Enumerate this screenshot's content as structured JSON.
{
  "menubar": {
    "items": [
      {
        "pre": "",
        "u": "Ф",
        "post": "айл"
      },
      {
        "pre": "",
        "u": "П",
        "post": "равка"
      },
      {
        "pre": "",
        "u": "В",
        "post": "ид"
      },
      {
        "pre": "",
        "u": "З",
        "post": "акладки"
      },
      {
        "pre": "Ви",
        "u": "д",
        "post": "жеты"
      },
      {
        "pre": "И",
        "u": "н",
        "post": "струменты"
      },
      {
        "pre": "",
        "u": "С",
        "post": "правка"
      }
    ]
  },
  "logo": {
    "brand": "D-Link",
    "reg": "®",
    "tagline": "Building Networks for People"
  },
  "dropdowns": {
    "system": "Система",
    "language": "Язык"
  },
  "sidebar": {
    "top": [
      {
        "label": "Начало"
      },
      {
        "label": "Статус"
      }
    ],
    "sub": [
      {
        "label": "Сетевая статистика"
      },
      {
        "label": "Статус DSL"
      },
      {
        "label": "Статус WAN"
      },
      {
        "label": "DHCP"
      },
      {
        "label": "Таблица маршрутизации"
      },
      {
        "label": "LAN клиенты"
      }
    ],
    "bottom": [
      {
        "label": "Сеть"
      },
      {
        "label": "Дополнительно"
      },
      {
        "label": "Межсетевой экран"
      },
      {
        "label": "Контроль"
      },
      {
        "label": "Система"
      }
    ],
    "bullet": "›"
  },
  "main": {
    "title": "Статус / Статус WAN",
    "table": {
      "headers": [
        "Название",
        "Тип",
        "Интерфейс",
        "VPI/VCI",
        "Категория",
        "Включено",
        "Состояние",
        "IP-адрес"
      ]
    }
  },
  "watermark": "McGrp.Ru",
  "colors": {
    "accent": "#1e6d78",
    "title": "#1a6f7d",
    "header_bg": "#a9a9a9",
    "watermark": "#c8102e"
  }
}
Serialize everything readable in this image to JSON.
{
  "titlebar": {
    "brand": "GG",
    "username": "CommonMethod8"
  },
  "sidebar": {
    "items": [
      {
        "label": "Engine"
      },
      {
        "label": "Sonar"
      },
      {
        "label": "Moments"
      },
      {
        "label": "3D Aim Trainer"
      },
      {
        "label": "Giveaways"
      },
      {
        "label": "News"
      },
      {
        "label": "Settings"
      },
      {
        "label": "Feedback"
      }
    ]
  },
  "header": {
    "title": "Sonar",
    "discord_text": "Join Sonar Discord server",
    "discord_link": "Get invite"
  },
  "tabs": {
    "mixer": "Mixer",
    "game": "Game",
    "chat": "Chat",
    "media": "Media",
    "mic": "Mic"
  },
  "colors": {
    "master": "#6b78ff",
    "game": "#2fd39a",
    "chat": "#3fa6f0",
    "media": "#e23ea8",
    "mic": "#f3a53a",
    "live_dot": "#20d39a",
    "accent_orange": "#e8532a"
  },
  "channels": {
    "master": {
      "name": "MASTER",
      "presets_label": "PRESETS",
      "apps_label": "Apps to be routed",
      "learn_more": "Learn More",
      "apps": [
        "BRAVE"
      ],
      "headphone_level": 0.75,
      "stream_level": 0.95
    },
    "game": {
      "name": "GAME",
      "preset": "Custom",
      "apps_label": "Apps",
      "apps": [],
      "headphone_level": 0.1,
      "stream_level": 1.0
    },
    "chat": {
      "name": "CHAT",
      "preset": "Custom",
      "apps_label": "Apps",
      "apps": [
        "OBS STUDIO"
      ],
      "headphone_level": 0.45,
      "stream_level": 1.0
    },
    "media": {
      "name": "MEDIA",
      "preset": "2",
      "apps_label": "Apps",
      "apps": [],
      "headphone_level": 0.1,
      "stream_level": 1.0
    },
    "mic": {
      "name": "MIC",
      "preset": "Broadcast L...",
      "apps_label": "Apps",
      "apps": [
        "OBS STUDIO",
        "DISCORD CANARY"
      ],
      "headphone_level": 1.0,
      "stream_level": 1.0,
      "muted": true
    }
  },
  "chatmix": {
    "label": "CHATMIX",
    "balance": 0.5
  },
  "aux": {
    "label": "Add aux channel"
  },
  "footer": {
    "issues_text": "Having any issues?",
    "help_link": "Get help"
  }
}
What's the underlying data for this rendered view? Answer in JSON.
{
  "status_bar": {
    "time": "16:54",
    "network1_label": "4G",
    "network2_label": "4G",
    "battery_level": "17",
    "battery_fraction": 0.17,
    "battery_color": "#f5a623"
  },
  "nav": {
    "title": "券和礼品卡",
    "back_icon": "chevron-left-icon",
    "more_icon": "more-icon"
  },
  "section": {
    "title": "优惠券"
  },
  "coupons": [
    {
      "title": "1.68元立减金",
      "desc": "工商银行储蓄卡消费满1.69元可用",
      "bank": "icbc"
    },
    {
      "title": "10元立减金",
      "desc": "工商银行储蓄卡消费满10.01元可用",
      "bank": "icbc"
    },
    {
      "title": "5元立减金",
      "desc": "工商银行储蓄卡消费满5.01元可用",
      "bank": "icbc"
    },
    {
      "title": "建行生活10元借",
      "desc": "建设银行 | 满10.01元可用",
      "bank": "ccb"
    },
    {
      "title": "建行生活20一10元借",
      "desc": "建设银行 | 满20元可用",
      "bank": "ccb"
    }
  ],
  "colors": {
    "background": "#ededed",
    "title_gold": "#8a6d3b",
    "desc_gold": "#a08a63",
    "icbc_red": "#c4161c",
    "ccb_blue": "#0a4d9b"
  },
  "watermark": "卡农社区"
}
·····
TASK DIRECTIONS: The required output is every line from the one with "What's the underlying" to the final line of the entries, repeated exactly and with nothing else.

EXERCISE RESULT:
What's the underlying data for this rendered view? Answer in JSON.
{
  "status_bar": {
    "time": "16:54",
    "network1_label": "4G",
    "network2_label": "4G",
    "battery_level": "17",
    "battery_fraction": 0.17,
    "battery_color": "#f5a623"
  },
  "nav": {
    "title": "券和礼品卡",
    "back_icon": "chevron-left-icon",
    "more_icon": "more-icon"
  },
  "section": {
    "title": "优惠券"
  },
  "coupons": [
    {
      "title": "1.68元立减金",
      "desc": "工商银行储蓄卡消费满1.69元可用",
      "bank": "icbc"
    },
    {
      "title": "10元立减金",
      "desc": "工商银行储蓄卡消费满10.01元可用",
      "bank": "icbc"
    },
    {
      "title": "5元立减金",
      "desc": "工商银行储蓄卡消费满5.01元可用",
      "bank": "icbc"
    },
    {
      "title": "建行生活10元借",
      "desc": "建设银行 | 满10.01元可用",
      "bank": "ccb"
    },
    {
      "title": "建行生活20一10元借",
      "desc": "建设银行 | 满20元可用",
      "bank": "ccb"
    }
  ],
  "colors": {
    "background": "#ededed",
    "title_gold": "#8a6d3b",
    "desc_gold": "#a08a63",
    "icbc_red": "#c4161c",
    "ccb_blue": "#0a4d9b"
  },
  "watermark": "卡农社区"
}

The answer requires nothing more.